WORK ORDER: Please copy all of the records exactly, leaving nothing out.

ENTRIES PROVIDED:
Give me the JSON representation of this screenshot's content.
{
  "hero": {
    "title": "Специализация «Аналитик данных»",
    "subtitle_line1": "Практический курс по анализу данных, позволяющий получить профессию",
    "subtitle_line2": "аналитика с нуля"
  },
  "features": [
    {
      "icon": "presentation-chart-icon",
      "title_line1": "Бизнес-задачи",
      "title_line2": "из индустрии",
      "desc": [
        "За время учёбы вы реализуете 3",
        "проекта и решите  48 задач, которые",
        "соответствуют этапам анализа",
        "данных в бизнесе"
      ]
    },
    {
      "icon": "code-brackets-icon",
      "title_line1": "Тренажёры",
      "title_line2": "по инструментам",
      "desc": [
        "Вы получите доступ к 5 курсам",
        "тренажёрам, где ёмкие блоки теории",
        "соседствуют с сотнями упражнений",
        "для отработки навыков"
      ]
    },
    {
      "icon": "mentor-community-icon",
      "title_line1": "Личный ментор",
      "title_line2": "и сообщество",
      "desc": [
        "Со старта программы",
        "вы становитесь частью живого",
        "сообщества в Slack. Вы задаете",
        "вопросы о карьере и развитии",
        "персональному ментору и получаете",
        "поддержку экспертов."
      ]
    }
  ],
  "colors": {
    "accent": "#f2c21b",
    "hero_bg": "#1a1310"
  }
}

EXERCISE RESPONSE:
Give me the JSON representation of this screenshot's content.
{
  "hero": {
    "title": "Специализация «Аналитик данных»",
    "subtitle_line1": "Практический курс по анализу данных, позволяющий получить профессию",
    "subtitle_line2": "аналитика с нуля"
  },
  "features": [
    {
      "icon": "presentation-chart-icon",
      "title_line1": "Бизнес-задачи",
      "title_line2": "из индустрии",
      "desc": [
        "За время учёбы вы реализуете 3",
        "проекта и решите  48 задач, которые",
        "соответствуют этапам анализа",
        "данных в бизнесе"
      ]
    },
    {
      "icon": "code-brackets-icon",
      "title_line1": "Тренажёры",
      "title_line2": "по инструментам",
      "desc": [
        "Вы получите доступ к 5 курсам",
        "тренажёрам, где ёмкие блоки теории",
        "соседствуют с сотнями упражнений",
        "для отработки навыков"
      ]
    },
    {
      "icon": "mentor-community-icon",
      "title_line1": "Личный ментор",
      "title_line2": "и сообщество",
      "desc": [
        "Со старта программы",
        "вы становитесь частью живого",
        "сообщества в Slack. Вы задаете",
        "вопросы о карьере и развитии",
        "персональному ментору и получаете",
        "поддержку экспертов."
      ]
    }
  ],
  "colors": {
    "accent": "#f2c21b",
    "hero_bg": "#1a1310"
  }
}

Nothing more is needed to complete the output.